Serenity Now: Relaxation Techniques for MS, Part One
Relaxation and serenity are both attainable with the correct calming techniques. When overwhelmed by stress, the skills that have been gained and practiced become second nature to be summoned as needed.
The combination of stress and multiple sclerosis can wreak havoc in the body. It can lead to a lot of discomfort and most likely contribute to disease progression. After a bout in the ring with stress I feel exhausted and my MS symptoms are definitely on high alert.
My recent column “An MS Exacerbation – Did I Just Blow a Fuse?” dealt with the impact of relapses and the symptoms they can produce. Today’s column, the first of a two-part series on relaxation techniques, offers advice on what may help you to find serenity in the most stressful situations.
The article “40 ways to relax in 5 minutes or less” by Shana Lebowitz offers quick, simple and effective relaxation tips. From sipping green herbal tea with calming L-Theanine, to the simplicity of brushing your hair, relaxation is within reach.
What about a square of dark chocolate to calm your nerves, or a spoonful of honey? The chocolate keeps the stress hormone cortisol stable, while the honey fights inflammation in the brain, depression and anxiety.
Visualization also is a great way to lift away from chaos. Eyes closed and quickly transporting yourself to a beautiful tropical island with vivid blue-green ocean and a soft, warm breeze, can ease stress. While in reality you may be enjoying a juicy, sweet mango! Lebowitz shares that mangos contain linalool, which helps lower stress.
For me, deep breathing is a necessity. When I feel I am starting to get anxious or stressed, taking a deep breath helps calm me. My whole body relaxes as I inhale deeply through my nose and exhale slowly through my mouth. With each breath I can feel the tension leave my body.
Massages also are an incredible stress-buster. For times on the go, or when it isn’t feasible to visit a masseuse, try self-massage. Rubbing hands and arms, for example, helps to relieve muscle tension or cramping, while easing the entire body.
The fragrances of fresh flowers, such as roses, lavender, or lilacs, are very pleasing.
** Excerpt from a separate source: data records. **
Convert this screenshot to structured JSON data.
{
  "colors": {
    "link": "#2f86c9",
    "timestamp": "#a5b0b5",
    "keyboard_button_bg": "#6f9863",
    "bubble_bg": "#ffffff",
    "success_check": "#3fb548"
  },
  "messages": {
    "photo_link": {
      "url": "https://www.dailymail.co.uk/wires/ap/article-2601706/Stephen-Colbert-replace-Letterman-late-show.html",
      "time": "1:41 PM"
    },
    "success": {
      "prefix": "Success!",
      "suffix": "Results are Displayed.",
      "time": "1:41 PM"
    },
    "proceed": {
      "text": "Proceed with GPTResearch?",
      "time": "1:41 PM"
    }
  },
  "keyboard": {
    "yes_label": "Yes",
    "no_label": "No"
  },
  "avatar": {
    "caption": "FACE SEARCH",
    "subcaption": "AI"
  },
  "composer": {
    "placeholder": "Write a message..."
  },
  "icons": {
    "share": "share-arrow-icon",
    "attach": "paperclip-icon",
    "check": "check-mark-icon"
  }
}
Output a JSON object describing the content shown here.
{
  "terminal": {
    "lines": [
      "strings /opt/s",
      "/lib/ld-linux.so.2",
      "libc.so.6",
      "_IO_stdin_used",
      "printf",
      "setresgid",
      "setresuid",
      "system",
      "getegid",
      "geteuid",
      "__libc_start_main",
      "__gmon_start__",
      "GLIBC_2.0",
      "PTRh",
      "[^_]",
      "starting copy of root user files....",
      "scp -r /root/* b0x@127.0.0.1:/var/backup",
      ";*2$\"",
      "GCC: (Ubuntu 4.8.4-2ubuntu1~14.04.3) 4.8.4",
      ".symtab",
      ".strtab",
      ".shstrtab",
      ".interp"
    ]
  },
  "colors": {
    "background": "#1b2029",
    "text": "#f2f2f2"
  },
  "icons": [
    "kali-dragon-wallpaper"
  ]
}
Filling a diffuser with essential oils, the sweet aromas can saturate the air and mind, creating a calming state. Relaxing scents are everywhere, including lotions, room fresheners and candles.
Solitude: Sometimes being alone is just what is needed. The sound of silence can be restful and keep us centered. Even just five minutes of quiet time daily has a calming affect. Resting in a peaceful spot in the sunshine can be rejuvenating and a mood-changer. Plus, the vitamin D is an added bonus.
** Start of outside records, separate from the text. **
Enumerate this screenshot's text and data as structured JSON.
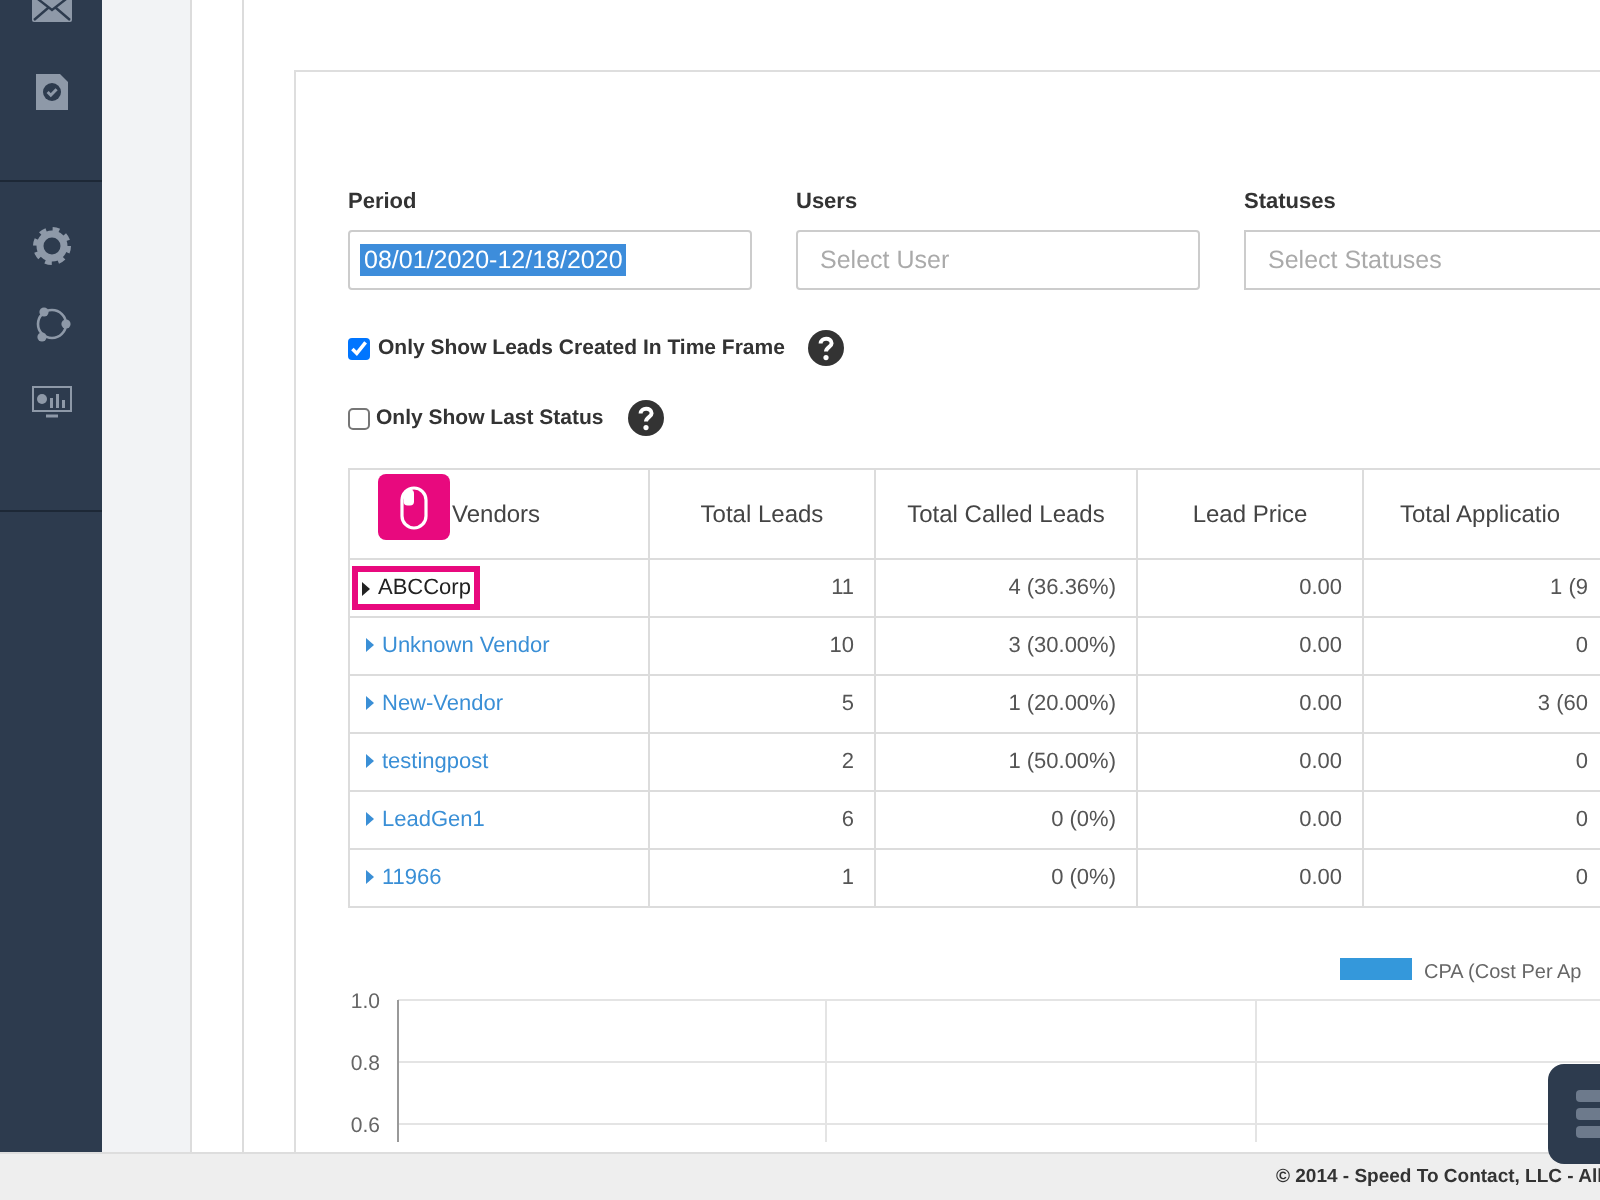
{
  "filters": [
    {
      "label": "Period",
      "value": "08/01/2020-12/18/2020",
      "text_selected": true
    },
    {
      "label": "Users",
      "placeholder": "Select User"
    },
    {
      "label": "Statuses",
      "placeholder": "Select Statuses"
    }
  ],
  "options": [
    {
      "label": "Only Show Leads Created In Time Frame",
      "checked": true
    },
    {
      "label": "Only Show Last Status",
      "checked": false
    }
  ],
  "table": {
    "columns": [
      "Vendors",
      "Total Leads",
      "Total Called Leads",
      "Lead Price",
      "Total Applicatio"
    ],
    "rows": [
      {
        "cells": [
          "ABCCorp",
          "11",
          "4 (36.36%)",
          "0.00",
          "1 (9"
        ],
        "highlighted": true
      },
      {
        "cells": [
          "Unknown Vendor",
          "10",
          "3 (30.00%)",
          "0.00",
          "0"
        ],
        "highlighted": false
      },
      {
        "cells": [
          "New-Vendor",
          "5",
          "1 (20.00%)",
          "0.00",
          "3 (60"
        ],
        "highlighted": false
      },
      {
        "cells": [
          "testingpost",
          "2",
          "1 (50.00%)",
          "0.00",
          "0"
        ],
        "highlighted": false
      },
      {
        "cells": [
          "LeadGen1",
          "6",
          "0 (0%)",
          "0.00",
          "0"
        ],
        "highlighted": false
      },
      {
        "cells": [
          "11966",
          "1",
          "0 (0%)",
          "0.00",
          "0"
        ],
        "highlighted": false
      }
    ]
  },
  "chart": {
    "chart_data": {
      "type": "bar",
      "series": [
        {
          "name": "CPA (Cost Per Ap",
          "color": "#3498db"
        }
      ],
      "ylim": [
        0.6,
        1.0
      ],
      "yticks": [
        {
          "value": 0.6,
          "label": "0.6"
        },
        {
          "value": 0.8,
          "label": "0.8"
        },
        {
          "value": 1,
          "label": "1.0"
        }
      ]
    }
  },
  "footer": "© 2014 - Speed To Contact, LLC - All"
}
Relaxing and listening to some tunes is a welcomed escape. Soft, soothing music can be overwhelmingly peaceful. Clearing the mind of clutter and concentrating on the gentle rhythm can be therapeutic.
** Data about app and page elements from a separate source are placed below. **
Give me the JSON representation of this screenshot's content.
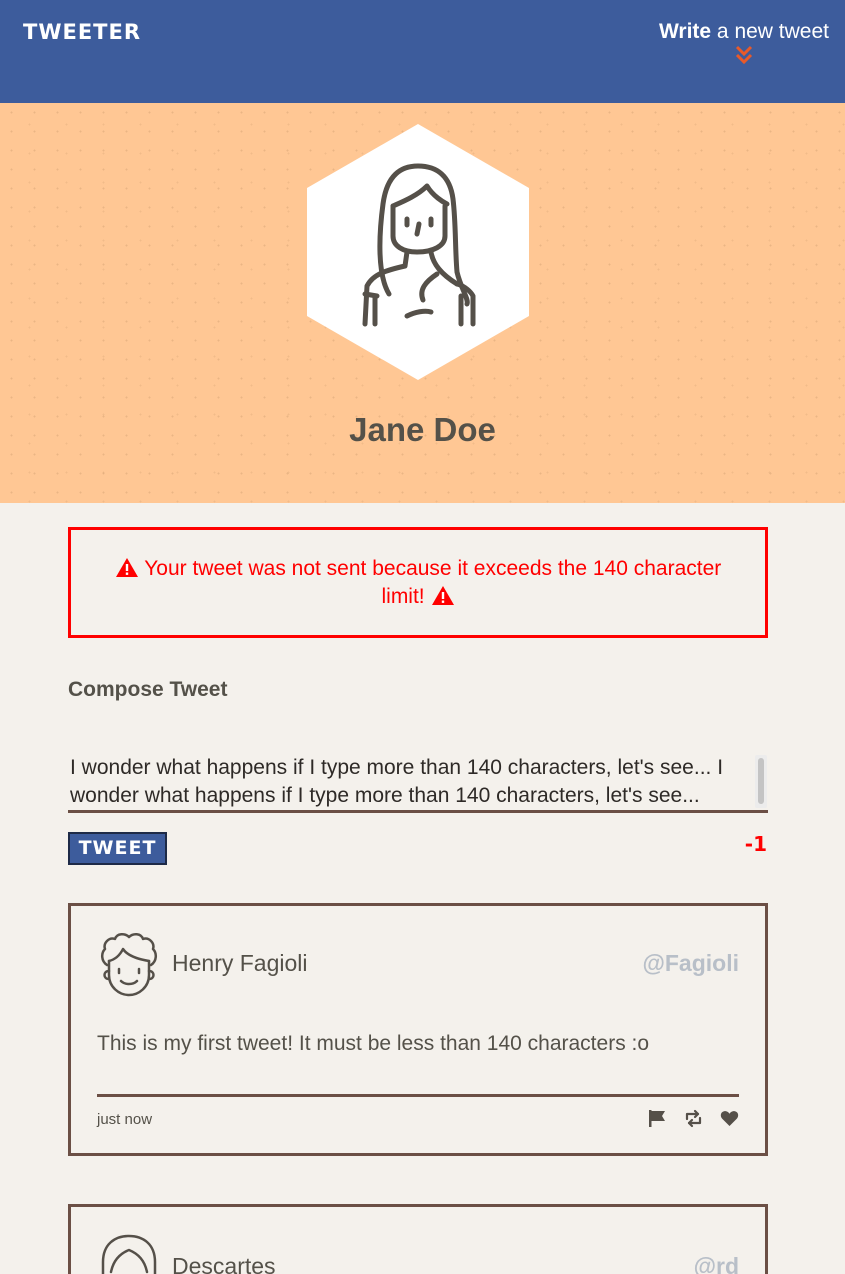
{
  "nav": {
    "logo": "TWEETER",
    "compose_strong": "Write",
    "compose_rest": " a new tweet",
    "chevron_icon": "double-chevron-down-icon"
  },
  "profile": {
    "name": "Jane Doe",
    "avatar_icon": "girl-avatar-icon"
  },
  "error": {
    "message": "Your tweet was not sent because it exceeds the 140 character limit!",
    "color": "#ff0000",
    "icon": "warning-icon"
  },
  "compose": {
    "title": "Compose Tweet",
    "text": "I wonder what happens if I type more than 140 characters, let's see... I wonder what happens if I type more than 140 characters, let's see...",
    "button_label": "TWEET",
    "counter": "-1"
  },
  "tweets": [
    {
      "name": "Henry Fagioli",
      "handle": "@Fagioli",
      "body": "This is my first tweet! It must be less than 140 characters :o",
      "time": "just now",
      "avatar_icon": "curly-hair-man-avatar-icon"
    },
    {
      "name": "Descartes",
      "handle": "@rd",
      "avatar_icon": "long-hair-man-avatar-icon"
    }
  ],
  "colors": {
    "nav": "#3d5c9c",
    "header": "#ffc794",
    "background": "#f4f1ec",
    "border": "#6b4f45",
    "handle": "#b8bfc8"
  }
}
Next week, part two of the “Serenity Now — Relaxation Techniques for MS” series will offer more tips for beating stress, and bringing hope for calmer and happier days ahead.
Note: Multiple Sclerosis News Today is strictly a news and information website about the disease. It does not provide medical advice, diagnosis, or treatment. This content is not intended to be a substitute for professional medical advice, diagnosis, or treatment. Always seek the advice of your physician or other qualified health provider with any questions you may have regarding a medical condition. Never disregard professional medical advice or delay in seeking it because of something you have read on this website. The opinions expressed in this column are not those of Multiple Sclerosis News Today, or its parent company, BioNews Services, and are intended to spark discussion about issues pertaining to multiple sclerosis.